11024 S. Bell Avenue 

Chicago, IL 60643


Reflection February 12, 2017

With Love to Clark Kenneth as You Turn One
Rev. Dr. Thomas Aldworth

     Dear Grandson Clark: I’ve owed you a letter for some time now! Please accept my apology for not writing sooner. Just as I’ve written to your lovely sister, Daphne Lou, on her birthday(s) so I now write to you (and hope to do so for your every birthday as long as I am able).

     I am your father’s father which makes me your grandfather. I’ve had the joy of being with you a couple of times since you were born. I wish I could visit with you more often but Boston, where you live, is a long way from Chicago, where I live. I must also admit that the older I become, the more taxing travel seems to me. But I hope the future brings us many, many opportunities to be together.

     Dear Clark, life is uncertain and fragile.  I learned this harsh truth when my own father, your great-grandfather, died of brain cancer when I was just 11. I admit I’ve never fully recovered from that loss.

     Your Grandma Beth, whom I loved deeply and dearly, died this past October 19, after a short battle with a vicious form of cancer. I see little possibility of full recovery from this loss. I’m so sorry she will not be around to watch you grow from infancy through childhood to full maturity.

     Dear Clark, I hope I’ll be able to share with you what she meant to me and how happy she was to see you and hold you. My beloved Beth was happiest when she was holding an infant.   

     Dear Clark, no one knows how many years of life one has left especially as one advances into old age. I certainly stand on the precipice of old age (some might well say I fell off that cliff long ago)!

     You, on the other hand, have a bright and beautiful horizon shining before you (maybe your pilot Grandfather Peter can take you up in a plane and teach you about horizons!). 

     Because of my significant age, I wanted to send some thoughts to you that might make little sense now but may be helpful to you later in life. Life has taught me many lessons. Some life lessons are wondrous and energizing. Some life lessons are hard come by and difficult to endure. Life is - at best - a Gordian knot!

     At your Grandma Beth’s Memorial, I mentioned that there were two things most important in life: intimacy and creativity. I still deeply believe this truth but I left something out. To achieve either intimacy or creativity (or - ideally - both), something else is needed. Courage is needed.

     Fear seems to reign in our world. I know of no other emotion experienced by we, mortals, more often than fear. Courage is the antidote to fear. But courage is hard to come by. I wish I possessed more of it than I do.

     Some years ago I gave a series of talks at St. Peter’s Church in the downtown of Chicago titled “Facing Fear- Finding Faith.” These noon-time talks were mobbed by hundreds of people who wanted to learn how best to face fear.
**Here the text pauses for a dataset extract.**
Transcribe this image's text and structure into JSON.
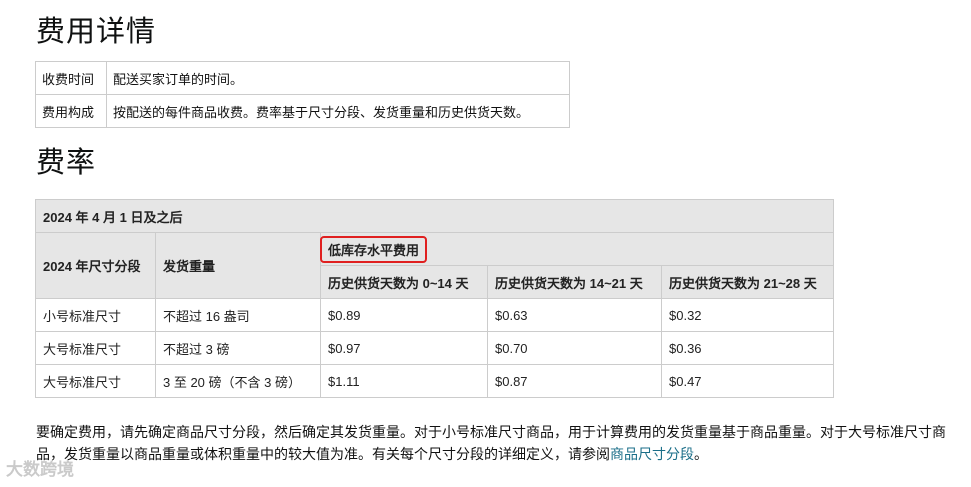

It is impossible enduring life without at times being shackled by the obstinate chains of fear. 

     Dear Clark, as a child, I was very shy - which brings with it a fear-component. It’s fortunate I had a strong twin brother and an older brother who kept me safe from the bullies that, unfortunately, abound in every corner of our wounded world. I was always afraid of getting into a fight because I was skinny and not at all robust. (This may be why I became a martial artist later in life!)
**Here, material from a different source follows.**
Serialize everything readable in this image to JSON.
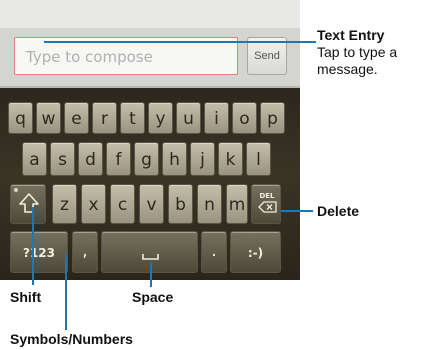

     Your Grandma Beth worked with children and taught “bully-prevention” workshops. In her role as a Licensed Clinical Professional Counselor and as a certified school counselor, she researched the process of bullying and how best to deal with it. Your Grandma Beth possessed an amazing amount of courage - perhaps because she faced so many bullies in her own personal and professional life.

     My twin brother (your great uncle), Jack, served in combat with the 101st Airborne in the jungles of Vietnam. He was awarded a Bronze Star for his bravery under fire. We are all proud of his service and his bravery. But all dimensions of life require a certain courage, a certain bravery.
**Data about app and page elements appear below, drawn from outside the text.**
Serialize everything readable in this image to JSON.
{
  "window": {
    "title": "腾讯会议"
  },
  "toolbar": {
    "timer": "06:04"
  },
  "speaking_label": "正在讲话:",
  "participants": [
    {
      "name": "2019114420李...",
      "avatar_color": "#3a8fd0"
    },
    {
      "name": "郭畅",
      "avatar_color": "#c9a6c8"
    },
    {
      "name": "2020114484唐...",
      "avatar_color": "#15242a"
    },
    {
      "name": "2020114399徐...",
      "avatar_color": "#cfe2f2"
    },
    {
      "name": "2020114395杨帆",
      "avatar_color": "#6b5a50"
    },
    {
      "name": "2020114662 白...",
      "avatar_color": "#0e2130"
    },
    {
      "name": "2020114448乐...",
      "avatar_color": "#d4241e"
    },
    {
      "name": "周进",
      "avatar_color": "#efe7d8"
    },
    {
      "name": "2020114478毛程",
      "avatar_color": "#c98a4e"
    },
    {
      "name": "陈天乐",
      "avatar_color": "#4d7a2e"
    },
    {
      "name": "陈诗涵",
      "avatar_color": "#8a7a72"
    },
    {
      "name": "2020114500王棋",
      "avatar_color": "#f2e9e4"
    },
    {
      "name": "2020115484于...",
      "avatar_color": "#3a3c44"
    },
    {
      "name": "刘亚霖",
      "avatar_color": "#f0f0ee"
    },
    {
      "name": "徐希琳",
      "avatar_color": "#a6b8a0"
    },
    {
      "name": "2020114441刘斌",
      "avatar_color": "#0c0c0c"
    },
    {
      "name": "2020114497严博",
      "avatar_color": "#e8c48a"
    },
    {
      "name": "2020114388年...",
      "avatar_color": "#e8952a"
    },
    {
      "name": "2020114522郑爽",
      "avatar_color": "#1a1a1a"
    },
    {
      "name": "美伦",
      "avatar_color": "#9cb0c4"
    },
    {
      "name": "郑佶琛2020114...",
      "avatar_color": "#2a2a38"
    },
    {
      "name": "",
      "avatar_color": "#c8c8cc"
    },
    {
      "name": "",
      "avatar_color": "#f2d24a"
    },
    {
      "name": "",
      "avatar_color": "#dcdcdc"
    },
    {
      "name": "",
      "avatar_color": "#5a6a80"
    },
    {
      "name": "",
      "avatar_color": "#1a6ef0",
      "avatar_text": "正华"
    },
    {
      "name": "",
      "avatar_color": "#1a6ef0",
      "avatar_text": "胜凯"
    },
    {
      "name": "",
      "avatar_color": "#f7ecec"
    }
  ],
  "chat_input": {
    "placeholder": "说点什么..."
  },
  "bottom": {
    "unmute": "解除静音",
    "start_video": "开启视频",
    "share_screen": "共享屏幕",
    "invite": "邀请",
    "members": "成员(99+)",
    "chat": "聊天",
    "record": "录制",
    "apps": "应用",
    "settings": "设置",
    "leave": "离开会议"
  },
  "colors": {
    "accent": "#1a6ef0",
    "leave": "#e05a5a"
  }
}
     As you will learn, my parents, your great-grandparents, came to this country as immigrants from Ireland. Yet while my side of your family is definitely Irish, we also carry in our genes British ancestors. The Aldworth family motto is: Nec temere, nec timide. This means, translating the Latin: “Neither rashly, nor timidly.”

     It was wisely said by ancient Greek philosophers that virtue “lies in the middle.” Courage is the virtue that lies between too little courage (cowardice) and too much courage (rashness or being fool-hardy). I hope and pray for you (and me!) the right amount of courage to face the challenges and the wonders life brings.

     Dear Clark, may life bless you and your lovely sister with courage. Life without courage is too fear-laden to be joyful. Life without courage is too daunting to be delightful. Life without courage is too shallow to jump into feet-first. Life without courage seems an empty shell. Life without courage is the worst kind of heart disease.

     Courage gives us hope. Courage gives us the ability to face the always uncertain future. Courage gives us the willingness to risk what must be risked if life is to flower in all its fullness.

     Dear Clark: you are deeply loved. May this love sustain you always. Happy first birthday! Your loving Grandfather Tom

Rev. Dr. Joel Mitchell, Pastor

Morgan Park

 Baptist Church